Even for online advertising, there's always a constraint -- A potential problem for online advertising, which is made possible by high-speed internet access, lies in the bottleneck constraints uncovered by higher-speed internet access. From Doc Searls: Subtractvertising
"If youíre going to be in the advertising business, either as a site or as a service that puts ads on sites, at least make sure that the damn server gets the ads on the pages.
"Now that our home is served by a Verizon FiOS connection that gives us 20Mb both upstream and down (and a big high five to Verizon for being the first in symmetry as well as speed), itís getting easier to tell where the bottlenecks occur. And itís usually not in the pipes. Itís in the ad servers...
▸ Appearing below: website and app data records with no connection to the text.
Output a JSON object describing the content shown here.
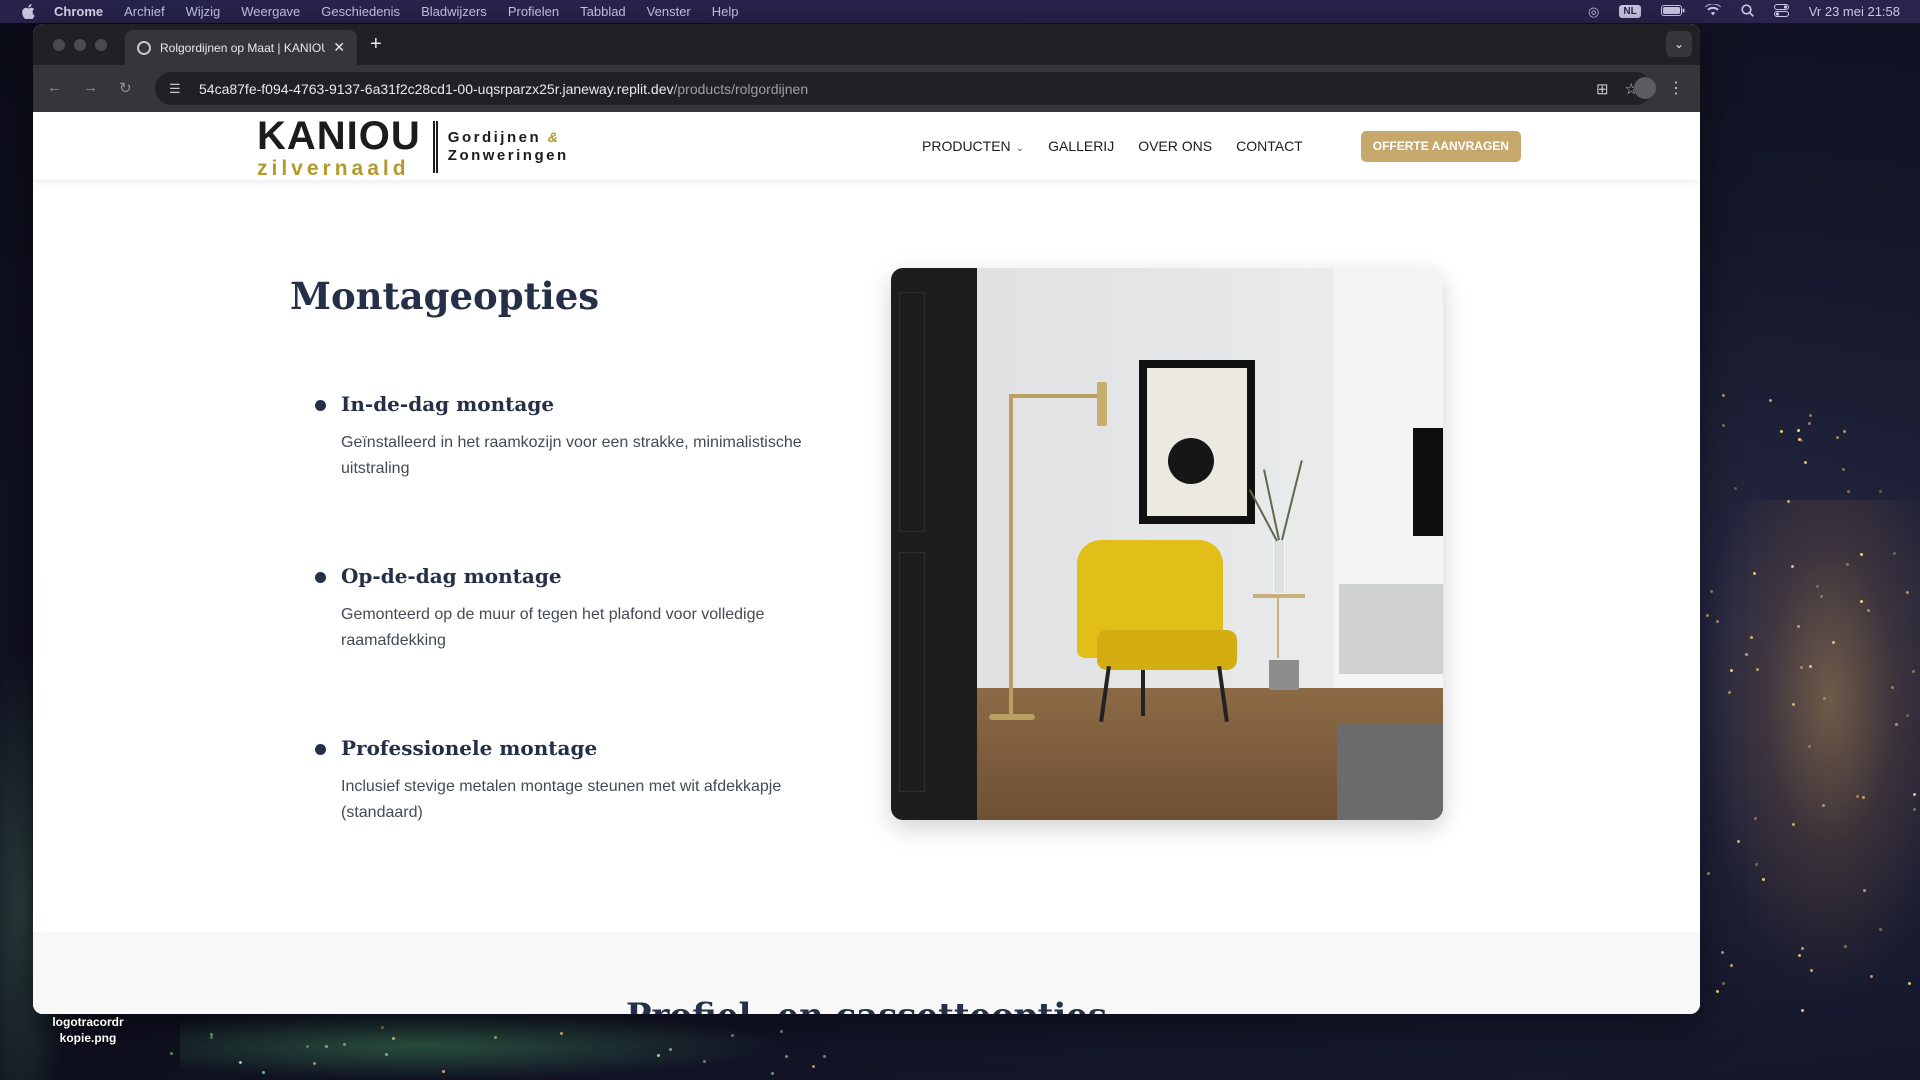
{
  "menubar": {
    "app": "Chrome",
    "items": [
      "Archief",
      "Wijzig",
      "Weergave",
      "Geschiedenis",
      "Bladwijzers",
      "Profielen",
      "Tabblad",
      "Venster",
      "Help"
    ],
    "input_source": "NL",
    "datetime": "Vr 23 mei  21:58"
  },
  "browser": {
    "tab_title": "Rolgordijnen op Maat | KANIOU",
    "url_host": "54ca87fe-f094-4763-9137-6a31f2c28cd1-00-uqsrparzx25r.janeway.replit.dev",
    "url_path": "/products/rolgordijnen"
  },
  "site": {
    "logo": {
      "name": "KANIOU",
      "sub_name": "zilvernaald",
      "tagline_1": "Gordijnen",
      "amp": "&",
      "tagline_2": "Zonweringen"
    },
    "nav": {
      "products": "PRODUCTEN",
      "gallery": "GALLERIJ",
      "about": "OVER ONS",
      "contact": "CONTACT",
      "cta": "OFFERTE AANVRAGEN"
    }
  },
  "mounting": {
    "title": "Montageopties",
    "options": [
      {
        "title": "In-de-dag montage",
        "description": "Geïnstalleerd in het raamkozijn voor een strakke, minimalistische uitstraling"
      },
      {
        "title": "Op-de-dag montage",
        "description": "Gemonteerd op de muur of tegen het plafond voor volledige raamafdekking"
      },
      {
        "title": "Professionele montage",
        "description": "Inclusief stevige metalen montage steunen met wit afdekkapje (standaard)"
      }
    ]
  },
  "next_section": {
    "title": "Profiel- en cassetteopties"
  },
  "desktop": {
    "file_label": "logotracordr kopie.png"
  },
  "colors": {
    "accent_gold": "#c7a86c",
    "heading_navy": "#243047",
    "chair_yellow": "#e2bf18"
  }
}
"...Hereís a bet. As more people get faster connections, tolerance for time- and space-sucking advertising is going to go down.
"And eventually the advertising-pays-for-everything bubble will pop."
Something that advertising systems will need to address.
Ramblings on NCFOM, The Wire, and Change --No Country for Old Men DVD last night (forgot how really good it was in theatre - nothing else needed, nothing felt unnecessary), The Wire finale last week -
"'Deserves' ain't got nothin' to do with it." - Snoop
And if "deserves" doesn't matter, then cause-and-effect is hard to discern from outside the mind of the perpetrator, hence difficulty solving, effecting, changing from the outside. Sheriff Bell recognizes that Anton might not be a lunatic, but still, he also feels he's "too old" a man to suss out what feels like a new world. And if you can't understand the complexity of modern urban life, it's a lot easier for police and schools to "juke the stats" than rebuild the institutional system.
Sometimes, companies too. Hence Enron, the housing bubble, and today's credit crisis.
Once again, "Tell me how you'll measure me and I'll tell you how I behave."...most of the time. And it's the rest of the time as well as the unintended consequences of the measures that can feel "lunatic" from the outside and fuck up the intended chain of cause and effect.
(Mind of a blogger...This started as a short tweet - then was headed for my Unfocused blog because I thought it was about a movie and a TV show, but stumbled on a "business" connection in the "juke the stats" sentence, so it ended up here.)
"Carry too many people on the bench, and the company is sluggish. The same as if you carry too much inventory. Carry too little, and the company can't respond to consumer demand."
If services rely on talent the way manufacturing relies on inventory, why not manage them in a similar manner, allowing demand to "pull" on an understood replenishment chain? I think I'm starting to get it.
(Also starting to like that word "talent" as a replacement for "resources".)